This kind of research, testing, and detail is just a fraction of what goes into each of the recipes published in Cook's Illustrated and collected in The New Best Recipe. Add to this panels of in-house tasters who offer feedback each step of the way, weekly editorial meetings in which problems with each recipe are discussed by dozens of cooks and editors, a multistep editorial process in which every test and conclusion is called into question, and several more weeks of testing, and you begin to get an idea of the amount of work involved in producing a volume with over 1,000 such recipes.
Once the recipe is written, there's even more testing. Each recipe is sent out to a panel of 2,000 home cooks, a couple hundred of whom end up cooking the recipe and reporting back with notes on the process. The most important part of this survey is the "make again" rate—that is, the number of home cooks who enjoyed the recipe enough to want to make it again, and perhaps put it into their regular rotation. Unless this rate is 80% or higher, the recipe gets reworked or scrapped. In my several years as a test cook and editor at Cook's Illustrated, I had more than one recipe chucked in the recycling bin. A from-scratch cassoulet recipe that was too difficult ("Who has time to confit their own duck or make their own Toulouse sausage?"). An Italian torta di ricotta was too esoteric ("I prefer my Philadelphia cream cheese cake"). And others.
I have no doubt that The New Best Recipe has a higher man-hour count than any other cookbook on the shelf, and that shows in its reliability and breadth.
Yes, there are some problems that may turn people off from the Cook's Illustrated Kool-Aid, or, as I call it, the Cook's Illustrated Sausage. Why sausage? Well, the biggest issue I've had with them over the years is that, despite their hundreds of different writers, editors, and contributors, no matter who develops a recipe or story, it all gets sent through the Cook's Illustrated editorial sausage grinder and comes out the other end tasting like Cook's Illustrated Sausage. Tone and personality are stripped away in favor of uniformity. For some people, this can be comforting. They have a no-nonsense, authoritative voice that is as unchanging from year to year as a McDonald's French fry.
For others, this can be, well, boring. I want my stories to have some personality. I want to get some emotional investment from my writers. I want to know their motivations for cooking and feel their frustrations along the way. I want my reading to be fun, not just informational.
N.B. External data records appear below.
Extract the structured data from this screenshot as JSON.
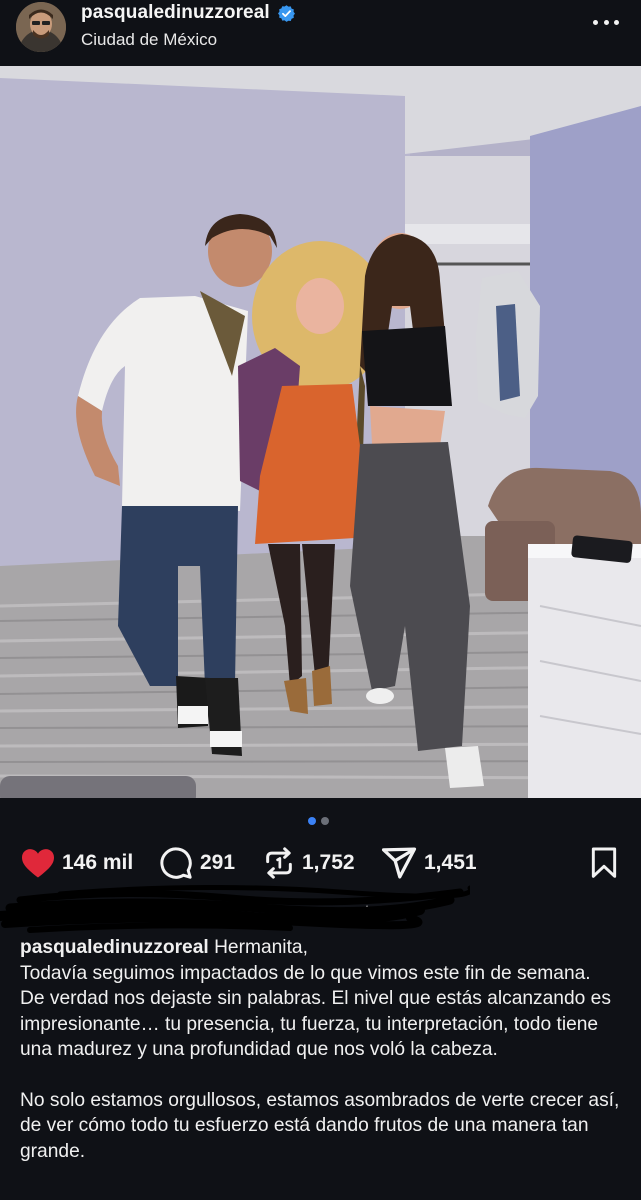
{
  "post": {
    "username": "pasqualedinuzzoreal",
    "location": "Ciudad de México"
  },
  "stats": {
    "likes": "146 mil",
    "comments": "291",
    "reposts": "1,752",
    "shares": "1,451"
  },
  "likers": {
    "text": "... y otros"
  },
  "caption": {
    "username": "pasqualedinuzzoreal",
    "first_line": "Hermanita,",
    "para1": "Todavía seguimos impactados de lo que vimos este fin de semana. De verdad nos dejaste sin palabras. El nivel que estás alcanzando es impresionante… tu presencia, tu fuerza, tu interpretación, todo tiene una madurez y una profundidad que nos voló la cabeza.",
    "para2": "No solo estamos orgullosos, estamos asombrados de verte crecer así, de ver cómo todo tu esfuerzo está dando frutos de una manera tan grande."
  },
  "carousel": {
    "total": 2,
    "active": 1
  },
  "colors": {
    "background": "#0f1116",
    "like_red": "#e0283a",
    "verified_blue": "#3897f0",
    "pager_active": "#3b82f6",
    "pager_inactive": "#6b6f78"
  },
  "icons": [
    "verified-badge-icon",
    "more-options-icon",
    "heart-icon",
    "comment-icon",
    "repost-icon",
    "share-icon",
    "bookmark-icon"
  ]
}
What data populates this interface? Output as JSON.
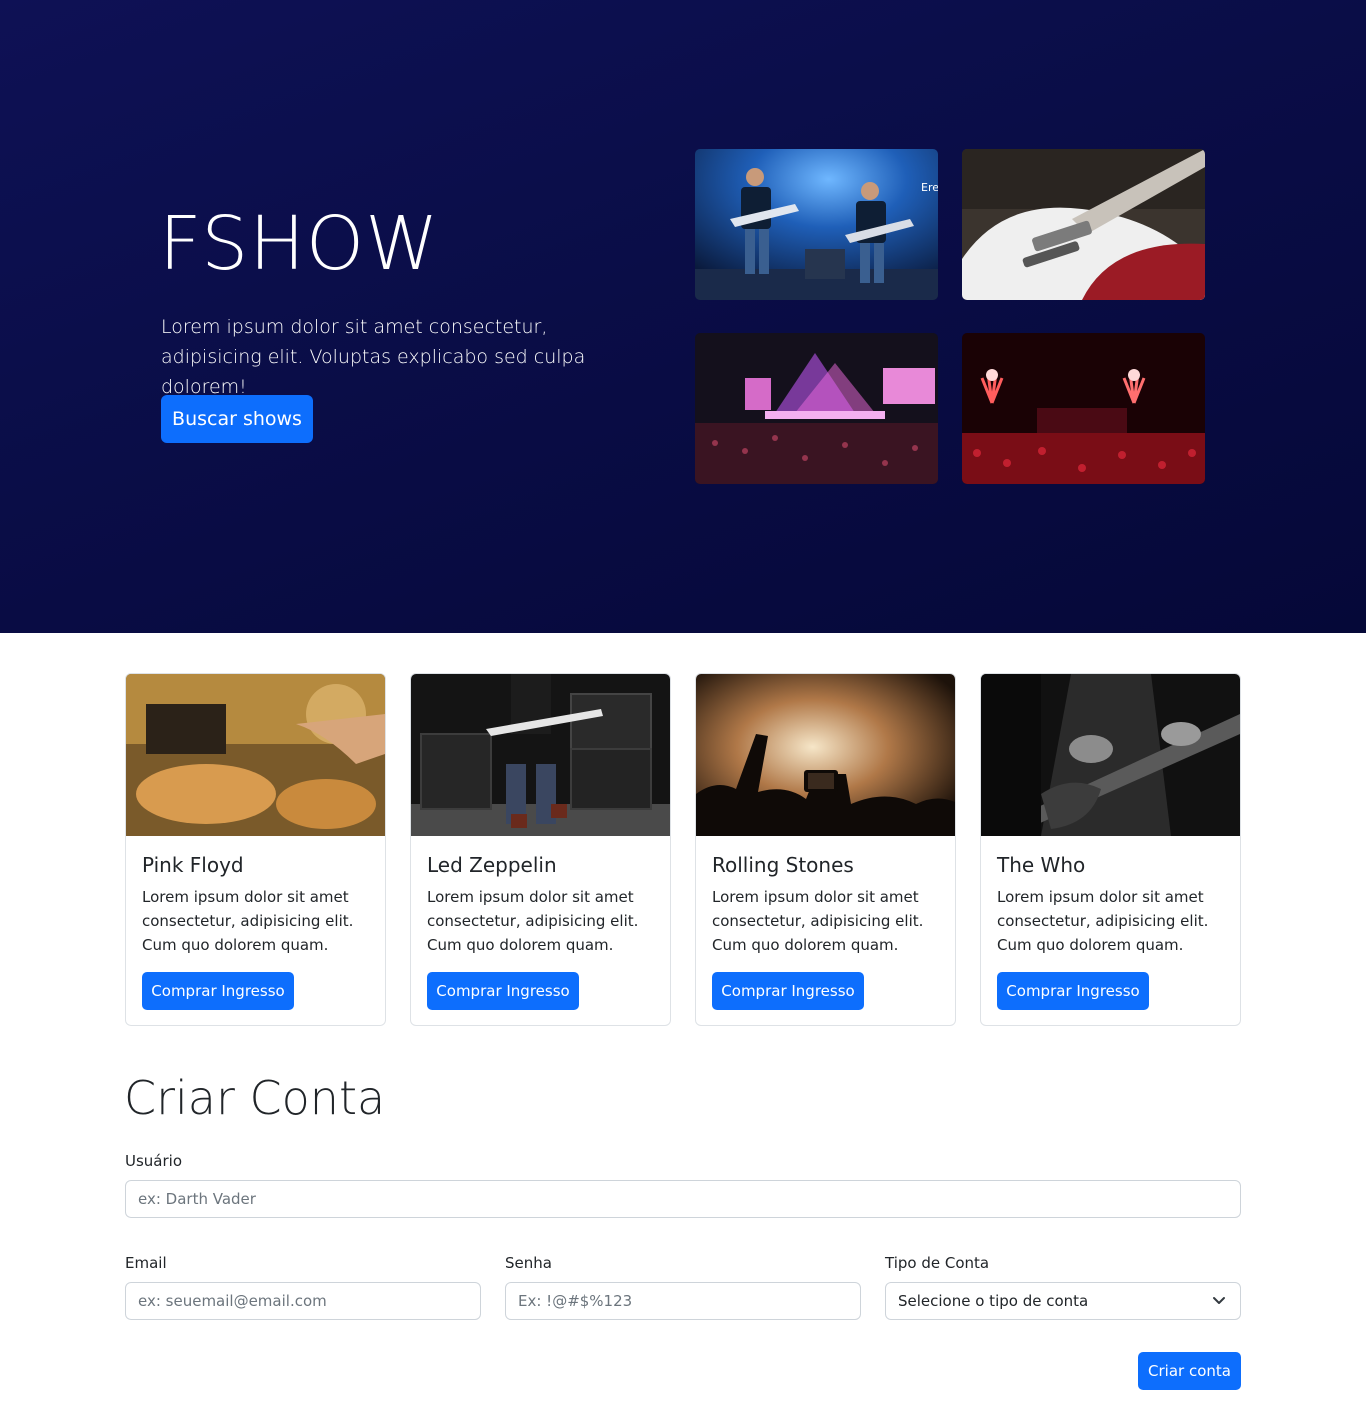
{
  "hero": {
    "title": "FSHOW",
    "text": "Lorem ipsum dolor sit amet consectetur, adipisicing elit. Voluptas explicabo sed culpa dolorem!",
    "button_label": "Buscar shows",
    "photos": [
      "band-on-stage-photo",
      "electric-guitar-photo",
      "concert-crowd-photo",
      "fireworks-stage-photo"
    ]
  },
  "cards": [
    {
      "title": "Pink Floyd",
      "text": "Lorem ipsum dolor sit amet consectetur, adipisicing elit. Cum quo dolorem quam.",
      "button_label": "Comprar Ingresso"
    },
    {
      "title": "Led Zeppelin",
      "text": "Lorem ipsum dolor sit amet consectetur, adipisicing elit. Cum quo dolorem quam.",
      "button_label": "Comprar Ingresso"
    },
    {
      "title": "Rolling Stones",
      "text": "Lorem ipsum dolor sit amet consectetur, adipisicing elit. Cum quo dolorem quam.",
      "button_label": "Comprar Ingresso"
    },
    {
      "title": "The Who",
      "text": "Lorem ipsum dolor sit amet consectetur, adipisicing elit. Cum quo dolorem quam.",
      "button_label": "Comprar Ingresso"
    }
  ],
  "form": {
    "title": "Criar Conta",
    "user_label": "Usuário",
    "user_placeholder": "ex: Darth Vader",
    "email_label": "Email",
    "email_placeholder": "ex: seuemail@email.com",
    "password_label": "Senha",
    "password_placeholder": "Ex: !@#$%123",
    "account_type_label": "Tipo de Conta",
    "account_type_selected": "Selecione o tipo de conta",
    "submit_label": "Criar conta"
  },
  "colors": {
    "hero_bg": "#0a0d47",
    "primary": "#0d6efd",
    "border": "#dee2e6"
  }
}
Cook's Illustrated is also myopic in its worldview of food. It's a publication based out of New England and aimed at an audience that does its shopping in large chain supermarkets. The same policy that guarantees an 80% make-again rate for recipes also means that, almost by definition, the recipes are designed to appeal to the lowest common denominator. As with the writing, it's hard to find fault in any of the recipes, but it's also hard to find any personality. There are unexpected elements in the process and techniques that are upturned, for sure, but as far as the finished dishes go, this is a book to turn to when you want to be reliably comforted, not challenged or surprised. (I'd strongly recommend against following any of the recipes outside of those from American and Western European traditions.)
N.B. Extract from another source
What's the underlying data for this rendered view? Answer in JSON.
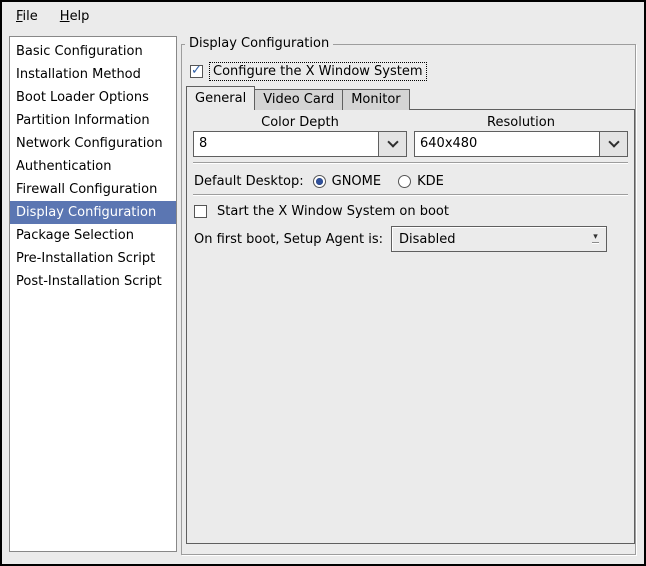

That said, if you're tired of pancakes that fall flat, if you're sick of roast chicken that looks lovely on the outside but is dry and stringy inside, if you get paralyzed by choosing between the dozens of banana bread recipes a quick Google search turns up, if you've never made a meatloaf in your life and want to make sure it comes out right the very first time, The New Best Recipe (or any of the other, smaller titles from America's Test Kitchen) is an invaluable resource that you'll turn to again and again.